Directions: In the records below, find each line with the word "image" and copy it.

Records from a data collection:

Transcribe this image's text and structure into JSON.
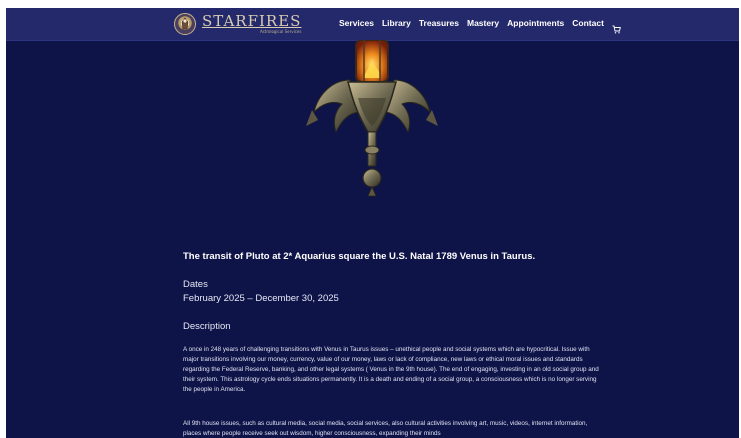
{
  "brand": {
    "name": "STARFIRES",
    "tagline": "Astrological Services"
  },
  "nav": {
    "items": [
      "Services",
      "Library",
      "Treasures",
      "Mastery",
      "Appointments",
      "Contact"
    ],
    "cart_icon": "cart-icon"
  },
  "hero": {
    "image": "ornate-lantern"
  },
  "article": {
    "title": "The transit of Pluto at 2* Aquarius square the U.S. Natal 1789 Venus in Taurus.",
    "dates_label": "Dates",
    "dates_value": "February 2025 – December 30, 2025",
    "description_label": "Description",
    "paragraphs": [
      "A once in 248 years of challenging transitions with Venus in Taurus issues – unethical people and social systems which are hypocritical. Issue with major transitions involving our money, currency, value of our money, laws or lack of compliance, new laws or ethical moral issues and standards regarding the Federal Reserve, banking, and other legal systems ( Venus in the 9th house). The end of engaging, investing in an old social group and their system. This astrology cycle ends situations permanently. It is a death and ending of a social group, a consciousness which is no longer serving the people in America.",
      "All 9th house issues, such as cultural media, social media, social services, also cultural activities involving art, music, videos, internet information, places where people receive seek out wisdom, higher consciousness, expanding their minds"
    ]
  },
  "colors": {
    "background": "#0f1448",
    "header": "#23296b",
    "text": "#ffffff"
  }
}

Solution for this task:
Transcribe this image's text and structure into JSON.
    "image": "ornate-lantern"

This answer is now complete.